Shank said the money will ensure Canadians receive important information about how to stay safe and healthy, and how to access government programs.
"These efforts have and will continue to provide critical information to Canadians throughout the pandemic in four key areas: public health information, financial support for individuals, financial support for business and the economy and public safety and security information including travel advice," wrote Shank.
While the amount pales in comparison to the billions of dollars the government is shovelling out the door to help both Canadians and companies hit by the pandemic, government spending on advertising has previously triggered controversy. For example, the "economic action plan" advertising by Stephen Harper's government was sharply criticized by both the NDP and Liberals, including Justin Trudeau.

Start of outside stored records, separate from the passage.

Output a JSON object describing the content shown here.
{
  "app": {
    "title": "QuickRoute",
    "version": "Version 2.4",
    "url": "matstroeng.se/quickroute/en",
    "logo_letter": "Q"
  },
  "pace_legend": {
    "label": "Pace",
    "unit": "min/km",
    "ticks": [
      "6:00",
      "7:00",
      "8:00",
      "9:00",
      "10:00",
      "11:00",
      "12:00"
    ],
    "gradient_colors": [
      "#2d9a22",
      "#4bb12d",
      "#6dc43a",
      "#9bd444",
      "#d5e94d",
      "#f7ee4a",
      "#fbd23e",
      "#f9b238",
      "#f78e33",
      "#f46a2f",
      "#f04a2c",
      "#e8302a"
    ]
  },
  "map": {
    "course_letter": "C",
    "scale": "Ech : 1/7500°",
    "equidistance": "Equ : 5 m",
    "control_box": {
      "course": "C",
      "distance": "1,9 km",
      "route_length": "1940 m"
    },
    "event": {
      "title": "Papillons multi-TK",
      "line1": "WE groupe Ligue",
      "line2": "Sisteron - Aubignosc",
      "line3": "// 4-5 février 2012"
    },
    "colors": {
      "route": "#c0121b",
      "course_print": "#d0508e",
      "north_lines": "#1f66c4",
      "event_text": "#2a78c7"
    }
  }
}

This time, critics say the money being spent to advertise the government's messages on COVID-19 could be better used helping Canadians hit hard by the pandemic.
New Democratic Party House Leader Peter Julian said the money is needed by Canadians.
"When we're talking about marketing at a time of pandemic, every single dollar that the federal government has available needs to go to support families and seniors, small business people, students. People who are struggling to get through this pandemic," said Julian.
"For tens of millions of dollars to go to marketing at this critical time, it just defies belief. It shows that the government's priorities are not in the right place. They really need to make sure that those resources are invested to support Canadians."
Conservative Treasury Board Critic Tim Uppal said the new money for Privy Council is on top of existing budgets.
"So now, we have additional funds that are on top of all the other departments that are also spending money on communications and marketing," Uppal said. "It's starting to look like this government is very concerned about their communications and marketing plan."
Julian and Uppal also question why the money is being added to the budget of the Privy Council, rather than individual departments like Health Canada or the Public Health Agency of Canada.
"I don't think anyone would have difficulty if they were increasing the budget for the Public Health Agency," said Julian.
"The Privy Council Office has traditionally been the political support for the prime minister and as a result of that, it's doubling disturbing that at a time when so many people are struggling and so many people are looking for resources just to get them through the month that the federal government and Mr. Trudeau are choosing to spend tens of millions of dollars on marketing."
Source: CBC News